Exercise requirements:
Working from the entries that follow, retype each one without any alteration.
┄┄┄┄┄┄
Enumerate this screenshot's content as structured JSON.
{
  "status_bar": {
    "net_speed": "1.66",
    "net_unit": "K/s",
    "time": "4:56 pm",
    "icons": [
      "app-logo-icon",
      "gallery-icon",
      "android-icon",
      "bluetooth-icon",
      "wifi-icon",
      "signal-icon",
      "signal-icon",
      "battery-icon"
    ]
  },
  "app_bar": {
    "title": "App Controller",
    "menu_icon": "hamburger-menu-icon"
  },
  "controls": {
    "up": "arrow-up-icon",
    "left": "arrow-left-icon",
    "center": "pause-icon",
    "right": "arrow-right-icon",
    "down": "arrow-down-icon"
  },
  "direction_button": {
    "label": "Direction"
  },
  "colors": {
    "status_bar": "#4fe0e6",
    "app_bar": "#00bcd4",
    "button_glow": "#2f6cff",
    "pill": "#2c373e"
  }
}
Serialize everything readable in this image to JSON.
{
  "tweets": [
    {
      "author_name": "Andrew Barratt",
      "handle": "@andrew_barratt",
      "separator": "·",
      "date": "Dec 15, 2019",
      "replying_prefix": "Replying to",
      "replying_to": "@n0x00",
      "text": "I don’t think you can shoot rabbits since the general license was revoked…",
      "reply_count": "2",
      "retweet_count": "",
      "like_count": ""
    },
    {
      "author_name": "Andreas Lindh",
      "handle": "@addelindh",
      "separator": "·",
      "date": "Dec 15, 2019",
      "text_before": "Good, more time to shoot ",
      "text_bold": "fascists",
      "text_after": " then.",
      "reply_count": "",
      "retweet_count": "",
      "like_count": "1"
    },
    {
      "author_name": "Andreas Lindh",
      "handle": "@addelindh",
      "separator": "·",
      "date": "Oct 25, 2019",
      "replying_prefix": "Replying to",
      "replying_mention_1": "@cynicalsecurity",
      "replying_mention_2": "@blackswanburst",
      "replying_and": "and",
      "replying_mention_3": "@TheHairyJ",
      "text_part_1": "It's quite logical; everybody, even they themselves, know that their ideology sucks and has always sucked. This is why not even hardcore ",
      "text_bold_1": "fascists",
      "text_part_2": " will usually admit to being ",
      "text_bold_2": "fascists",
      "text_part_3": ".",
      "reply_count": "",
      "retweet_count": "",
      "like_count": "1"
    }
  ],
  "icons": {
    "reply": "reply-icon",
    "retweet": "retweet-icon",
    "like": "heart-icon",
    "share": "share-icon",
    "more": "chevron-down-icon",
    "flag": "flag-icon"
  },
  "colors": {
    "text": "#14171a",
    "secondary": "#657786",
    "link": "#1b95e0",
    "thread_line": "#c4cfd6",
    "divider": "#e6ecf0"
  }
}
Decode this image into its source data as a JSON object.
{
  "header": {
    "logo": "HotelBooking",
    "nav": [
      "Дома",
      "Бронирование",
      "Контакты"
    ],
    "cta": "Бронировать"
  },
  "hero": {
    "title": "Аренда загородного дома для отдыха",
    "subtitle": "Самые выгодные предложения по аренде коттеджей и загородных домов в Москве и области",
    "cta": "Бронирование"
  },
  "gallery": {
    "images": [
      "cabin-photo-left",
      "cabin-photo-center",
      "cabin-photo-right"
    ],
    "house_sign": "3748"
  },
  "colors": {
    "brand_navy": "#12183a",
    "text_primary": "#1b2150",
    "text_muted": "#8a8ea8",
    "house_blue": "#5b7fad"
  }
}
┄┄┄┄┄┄
Result of the task:
Enumerate this screenshot's content as structured JSON.
{
  "status_bar": {
    "net_speed": "1.66",
    "net_unit": "K/s",
    "time": "4:56 pm",
    "icons": [
      "app-logo-icon",
      "gallery-icon",
      "android-icon",
      "bluetooth-icon",
      "wifi-icon",
      "signal-icon",
      "signal-icon",
      "battery-icon"
    ]
  },
  "app_bar": {
    "title": "App Controller",
    "menu_icon": "hamburger-menu-icon"
  },
  "controls": {
    "up": "arrow-up-icon",
    "left": "arrow-left-icon",
    "center": "pause-icon",
    "right": "arrow-right-icon",
    "down": "arrow-down-icon"
  },
  "direction_button": {
    "label": "Direction"
  },
  "colors": {
    "status_bar": "#4fe0e6",
    "app_bar": "#00bcd4",
    "button_glow": "#2f6cff",
    "pill": "#2c373e"
  }
}
Serialize everything readable in this image to JSON.
{
  "tweets": [
    {
      "author_name": "Andrew Barratt",
      "handle": "@andrew_barratt",
      "separator": "·",
      "date": "Dec 15, 2019",
      "replying_prefix": "Replying to",
      "replying_to": "@n0x00",
      "text": "I don’t think you can shoot rabbits since the general license was revoked…",
      "reply_count": "2",
      "retweet_count": "",
      "like_count": ""
    },
    {
      "author_name": "Andreas Lindh",
      "handle": "@addelindh",
      "separator": "·",
      "date": "Dec 15, 2019",
      "text_before": "Good, more time to shoot ",
      "text_bold": "fascists",
      "text_after": " then.",
      "reply_count": "",
      "retweet_count": "",
      "like_count": "1"
    },
    {
      "author_name": "Andreas Lindh",
      "handle": "@addelindh",
      "separator": "·",
      "date": "Oct 25, 2019",
      "replying_prefix": "Replying to",
      "replying_mention_1": "@cynicalsecurity",
      "replying_mention_2": "@blackswanburst",
      "replying_and": "and",
      "replying_mention_3": "@TheHairyJ",
      "text_part_1": "It's quite logical; everybody, even they themselves, know that their ideology sucks and has always sucked. This is why not even hardcore ",
      "text_bold_1": "fascists",
      "text_part_2": " will usually admit to being ",
      "text_bold_2": "fascists",
      "text_part_3": ".",
      "reply_count": "",
      "retweet_count": "",
      "like_count": "1"
    }
  ],
  "icons": {
    "reply": "reply-icon",
    "retweet": "retweet-icon",
    "like": "heart-icon",
    "share": "share-icon",
    "more": "chevron-down-icon",
    "flag": "flag-icon"
  },
  "colors": {
    "text": "#14171a",
    "secondary": "#657786",
    "link": "#1b95e0",
    "thread_line": "#c4cfd6",
    "divider": "#e6ecf0"
  }
}
Decode this image into its source data as a JSON object.
{
  "header": {
    "logo": "HotelBooking",
    "nav": [
      "Дома",
      "Бронирование",
      "Контакты"
    ],
    "cta": "Бронировать"
  },
  "hero": {
    "title": "Аренда загородного дома для отдыха",
    "subtitle": "Самые выгодные предложения по аренде коттеджей и загородных домов в Москве и области",
    "cta": "Бронирование"
  },
  "gallery": {
    "images": [
      "cabin-photo-left",
      "cabin-photo-center",
      "cabin-photo-right"
    ],
    "house_sign": "3748"
  },
  "colors": {
    "brand_navy": "#12183a",
    "text_primary": "#1b2150",
    "text_muted": "#8a8ea8",
    "house_blue": "#5b7fad"
  }
}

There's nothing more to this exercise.